• [LISTED ENTRIES]:
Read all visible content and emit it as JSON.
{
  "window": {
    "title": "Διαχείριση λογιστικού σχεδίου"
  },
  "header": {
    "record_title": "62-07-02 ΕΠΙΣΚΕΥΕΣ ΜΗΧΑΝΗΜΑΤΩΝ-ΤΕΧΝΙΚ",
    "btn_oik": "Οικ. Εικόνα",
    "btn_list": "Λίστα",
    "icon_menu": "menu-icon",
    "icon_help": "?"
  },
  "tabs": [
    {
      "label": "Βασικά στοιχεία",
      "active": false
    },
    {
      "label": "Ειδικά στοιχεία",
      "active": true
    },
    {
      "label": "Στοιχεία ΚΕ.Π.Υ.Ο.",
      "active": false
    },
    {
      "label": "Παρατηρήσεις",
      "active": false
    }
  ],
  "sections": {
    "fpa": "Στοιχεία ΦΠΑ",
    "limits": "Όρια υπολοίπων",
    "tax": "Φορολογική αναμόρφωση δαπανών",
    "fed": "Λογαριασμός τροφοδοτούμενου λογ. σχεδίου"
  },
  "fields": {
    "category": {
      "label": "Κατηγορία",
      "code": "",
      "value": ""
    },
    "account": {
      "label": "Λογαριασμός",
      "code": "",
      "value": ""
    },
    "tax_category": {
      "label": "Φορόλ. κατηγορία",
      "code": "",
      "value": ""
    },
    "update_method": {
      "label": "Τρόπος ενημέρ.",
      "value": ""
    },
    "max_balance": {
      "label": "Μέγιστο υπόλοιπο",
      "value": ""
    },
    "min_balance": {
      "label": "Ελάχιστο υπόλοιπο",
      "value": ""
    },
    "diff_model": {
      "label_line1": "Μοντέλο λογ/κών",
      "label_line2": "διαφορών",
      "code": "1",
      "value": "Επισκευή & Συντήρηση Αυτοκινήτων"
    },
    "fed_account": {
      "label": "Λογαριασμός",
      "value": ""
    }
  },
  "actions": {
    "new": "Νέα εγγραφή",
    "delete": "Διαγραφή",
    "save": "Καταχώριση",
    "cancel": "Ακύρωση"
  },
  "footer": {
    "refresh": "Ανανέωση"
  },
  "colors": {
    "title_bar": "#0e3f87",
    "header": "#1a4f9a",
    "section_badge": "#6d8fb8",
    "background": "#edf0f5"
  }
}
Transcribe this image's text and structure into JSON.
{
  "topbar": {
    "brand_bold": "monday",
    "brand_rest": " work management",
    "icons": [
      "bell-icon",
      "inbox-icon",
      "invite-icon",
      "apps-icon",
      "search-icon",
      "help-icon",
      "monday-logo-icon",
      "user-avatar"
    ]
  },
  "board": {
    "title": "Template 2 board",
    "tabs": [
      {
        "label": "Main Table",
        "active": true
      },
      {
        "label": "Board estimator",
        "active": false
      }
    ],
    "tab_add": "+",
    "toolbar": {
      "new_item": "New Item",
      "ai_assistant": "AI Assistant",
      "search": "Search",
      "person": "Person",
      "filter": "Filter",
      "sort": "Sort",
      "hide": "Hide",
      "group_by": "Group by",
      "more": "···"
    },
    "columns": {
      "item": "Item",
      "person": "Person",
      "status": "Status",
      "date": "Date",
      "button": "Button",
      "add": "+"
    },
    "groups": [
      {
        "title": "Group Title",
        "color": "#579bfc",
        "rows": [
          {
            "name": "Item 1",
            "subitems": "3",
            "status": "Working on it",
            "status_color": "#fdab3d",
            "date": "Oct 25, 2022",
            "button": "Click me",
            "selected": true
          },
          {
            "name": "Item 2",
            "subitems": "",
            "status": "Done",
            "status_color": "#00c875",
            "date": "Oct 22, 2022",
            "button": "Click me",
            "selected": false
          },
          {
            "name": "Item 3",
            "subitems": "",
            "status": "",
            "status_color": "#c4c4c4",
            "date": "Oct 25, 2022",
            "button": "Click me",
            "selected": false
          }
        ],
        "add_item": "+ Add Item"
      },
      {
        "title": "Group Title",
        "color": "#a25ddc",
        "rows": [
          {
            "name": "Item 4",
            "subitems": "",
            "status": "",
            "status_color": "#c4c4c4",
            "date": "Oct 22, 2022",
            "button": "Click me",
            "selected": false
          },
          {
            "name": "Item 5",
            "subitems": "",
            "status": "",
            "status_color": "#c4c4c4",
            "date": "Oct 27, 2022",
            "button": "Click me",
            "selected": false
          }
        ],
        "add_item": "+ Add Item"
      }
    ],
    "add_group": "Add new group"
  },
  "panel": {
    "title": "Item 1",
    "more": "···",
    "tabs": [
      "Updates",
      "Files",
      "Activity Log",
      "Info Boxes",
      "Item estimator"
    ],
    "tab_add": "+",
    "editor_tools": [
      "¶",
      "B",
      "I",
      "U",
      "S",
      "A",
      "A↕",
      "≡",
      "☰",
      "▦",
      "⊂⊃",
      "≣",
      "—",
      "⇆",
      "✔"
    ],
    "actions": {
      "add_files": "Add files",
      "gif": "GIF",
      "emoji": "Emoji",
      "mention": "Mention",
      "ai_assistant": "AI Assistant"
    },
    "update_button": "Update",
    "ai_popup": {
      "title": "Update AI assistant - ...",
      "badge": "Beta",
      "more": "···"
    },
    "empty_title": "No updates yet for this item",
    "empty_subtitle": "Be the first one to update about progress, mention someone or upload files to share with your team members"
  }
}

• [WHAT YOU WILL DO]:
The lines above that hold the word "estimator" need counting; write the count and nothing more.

• [ANSWER SECTION]:
2